Since various modifications can be made in my invention as herein above described, and many apparently widely different embodiments of same made within the spirit and scope of the claims without department from such spirit and scope, it is intended that all matter contained in the accompanying specification shall be interpreted as illustrative only and not in a limiting sense.

Citas de patentes
Patente citada Fecha de presentación Fecha de publicación Solicitante Título
US243020018 Nov 19444 Nov 1947Nina Mae WilsonLock joint
US33484593 Ene 196724 Oct 1967Harvey Aluminum IncInterlocking matting and coupling bar therefor
US356480115 Nov 196823 Feb 1971Huerta Amado SanchezJoint element for securing partitions or the like
US360211031 Oct 196831 Ago 1971Republic Steel CorpLightweight steel land mat
US369498319 May 19703 Oct 1972Pierre Jean CouquetPile or plastic tiles for flooring and like applications
US385900030 Mar 19727 Ene 1975Reynolds Metals CoRoad construction and panel for making same
US470359724 Jun 19863 Nov 1987Eggemar Bengt VArena floor and flooring element
US484590728 Dic 198711 Jul 1989Meek John RPanel module
US503203712 Abr 199016 Jul 1991Phillips Mark LMethod and apparatus for temporary matting for use at construction sites

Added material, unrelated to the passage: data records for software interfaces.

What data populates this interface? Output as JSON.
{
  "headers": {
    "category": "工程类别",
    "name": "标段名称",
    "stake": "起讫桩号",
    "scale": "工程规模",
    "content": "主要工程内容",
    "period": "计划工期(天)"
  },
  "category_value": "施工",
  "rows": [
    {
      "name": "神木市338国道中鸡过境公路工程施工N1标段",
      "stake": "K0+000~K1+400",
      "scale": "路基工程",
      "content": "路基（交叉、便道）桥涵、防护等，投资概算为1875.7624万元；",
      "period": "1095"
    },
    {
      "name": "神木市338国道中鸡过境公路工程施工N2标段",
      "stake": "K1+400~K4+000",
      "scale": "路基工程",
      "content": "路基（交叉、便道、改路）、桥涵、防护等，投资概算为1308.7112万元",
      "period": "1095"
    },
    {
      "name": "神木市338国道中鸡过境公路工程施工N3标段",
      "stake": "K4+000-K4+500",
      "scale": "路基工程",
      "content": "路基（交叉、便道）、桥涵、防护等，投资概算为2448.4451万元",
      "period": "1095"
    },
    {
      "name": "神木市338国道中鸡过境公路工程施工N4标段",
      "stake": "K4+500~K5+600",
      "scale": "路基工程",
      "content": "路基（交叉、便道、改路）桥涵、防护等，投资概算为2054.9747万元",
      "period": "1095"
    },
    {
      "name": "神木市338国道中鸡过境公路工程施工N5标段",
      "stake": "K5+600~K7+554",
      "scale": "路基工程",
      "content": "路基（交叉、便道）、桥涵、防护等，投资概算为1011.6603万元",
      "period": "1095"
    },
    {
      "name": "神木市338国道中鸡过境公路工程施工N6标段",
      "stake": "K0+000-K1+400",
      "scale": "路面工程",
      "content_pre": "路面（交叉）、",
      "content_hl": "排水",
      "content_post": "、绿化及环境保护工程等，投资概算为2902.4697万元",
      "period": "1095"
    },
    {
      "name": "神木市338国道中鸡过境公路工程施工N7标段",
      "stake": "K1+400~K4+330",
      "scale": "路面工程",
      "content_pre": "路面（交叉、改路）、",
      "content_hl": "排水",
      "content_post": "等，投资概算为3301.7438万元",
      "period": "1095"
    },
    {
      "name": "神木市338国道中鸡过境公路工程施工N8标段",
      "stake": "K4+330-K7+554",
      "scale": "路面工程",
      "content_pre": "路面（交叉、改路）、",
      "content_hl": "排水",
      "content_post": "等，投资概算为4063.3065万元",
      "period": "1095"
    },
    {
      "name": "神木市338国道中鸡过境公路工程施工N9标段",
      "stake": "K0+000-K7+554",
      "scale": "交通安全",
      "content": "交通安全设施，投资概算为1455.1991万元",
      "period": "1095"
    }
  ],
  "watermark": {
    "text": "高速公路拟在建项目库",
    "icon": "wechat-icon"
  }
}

US579723728 Feb 199725 Ago 1998Standard Plywoods, IncorporatedFlooring system
US597165520 Ene 199826 Oct 1999Miyagawa Kasei Industry Co., Ltd.Connection structure of deckings
US665218313 Nov 200125 Nov 2003David StasiewichRoad mats

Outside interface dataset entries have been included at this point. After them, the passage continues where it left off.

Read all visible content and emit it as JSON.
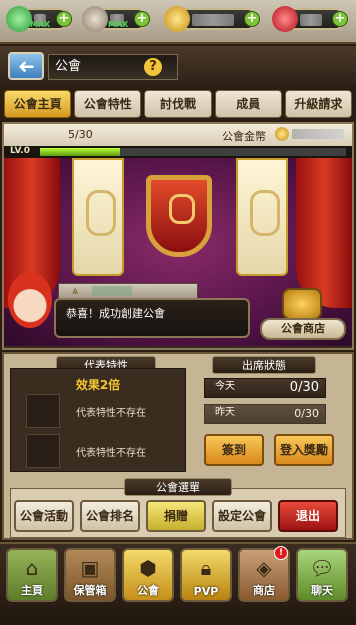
{
  "resources": {
    "max_label_1": "MAX",
    "max_label_2": "MAX",
    "plus": "+"
  },
  "header": {
    "title": "公會",
    "back_glyph": "➜",
    "help_glyph": "?"
  },
  "tabs": [
    {
      "label": "公會主頁",
      "active": true
    },
    {
      "label": "公會特性"
    },
    {
      "label": "討伐戰"
    },
    {
      "label": "成員"
    },
    {
      "label": "升級請求"
    }
  ],
  "guild": {
    "member_count": "5/30",
    "gold_label": "公會金幣",
    "level": "LV.0",
    "welcome_message": "恭喜！成功創建公會",
    "shop_label": "公會商店"
  },
  "traits": {
    "header": "代表特性",
    "effect": "效果2倍",
    "slot1_text": "代表特性不存在",
    "slot2_text": "代表特性不存在"
  },
  "attendance": {
    "header": "出席狀態",
    "today_label": "今天",
    "today_value": "0/30",
    "yesterday_label": "昨天",
    "yesterday_value": "0/30",
    "checkin_label": "簽到",
    "reward_label": "登入獎勵"
  },
  "guild_menu": {
    "header": "公會選單",
    "items": [
      "公會活動",
      "公會排名",
      "捐贈",
      "設定公會",
      "退出"
    ]
  },
  "nav": {
    "items": [
      "主頁",
      "保管箱",
      "公會",
      "PVP",
      "商店",
      "聊天"
    ],
    "shop_badge": "!"
  }
}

US667678519 Nov 200113 Ene 2004Ebert Composites CorporationMethod of clinching the top and bottom ends of Z-axis fibers into the respective top and bottom surfaces of a composite laminate
US741574112 Ene 200626 Ago 2008Imp Inc.Surgical patient positioner extension unit
US76083132 Jun 200527 Oct 2009Martin Marietta Materials, Inc.Panel apparatus with supported connection
US764196331 Oct 20035 Ene 2010Kronotec AgPanel and process for producing a panel
US2003023380915 Abr 200325 Dic 2003Darko PervanFloorboards for floating floors
US2007025002525 Abr 200625 Oct 2007Martin Marietta Materials, Inc.Composite structural/thermal mat system
US2009014254226 Sep 20084 Jun 2009Prs Mediterranean Ltd.Sandwich system
Citada por
Patente citante Fecha de presentación Fecha de publicación Solicitante Título
US20130170907 *31 Dic 20124 Jul 2013Donald O. GUNNLightweight support mat for equipment and vehicles
Clasificaciones
Clasificación de EE.UU.428/117, 428/308.4, 428/306.6, 428/118, 428/311.11
Clasificación internacionalB32B3/12, B32B3/26
Clasificación cooperativaB32B5/26, B32B3/12, B32B5/18
Clasificación europeaB32B3/12, B32B5/26, B32B5/18
Eventos legales
FechaCódigoEventoDescripción
18 Nov 2011ASAssignment
Owner name: RHINOKORE COMPOSITES LTD., CANADA
Free format text: ASSIGNMENT OF ASSIGNORS INTEREST;ASSIGNOR:DAGESSE, PAUL J.;REEL/FRAME:027250/0107
Effective date: 20100301
Owner name: RHINOKORE COMPOSITES MANUFACTURING PARTNERSHIP, CA
Free format text: ASSIGNMENT OF ASSIGNORS INTEREST;ASSIGNOR:RHINOKORE COMPOSITES LTD.;REEL/FRAME:027250/0143
Effective date: 20111028
Owner name: DAGESSE, PAUL J., CANADA
Free format text: ASSIGNMENT OF ASSIGNORS INTEREST;ASSIGNOR:DE BAETS, ALAN DANIEL;REEL/FRAME:027250/0018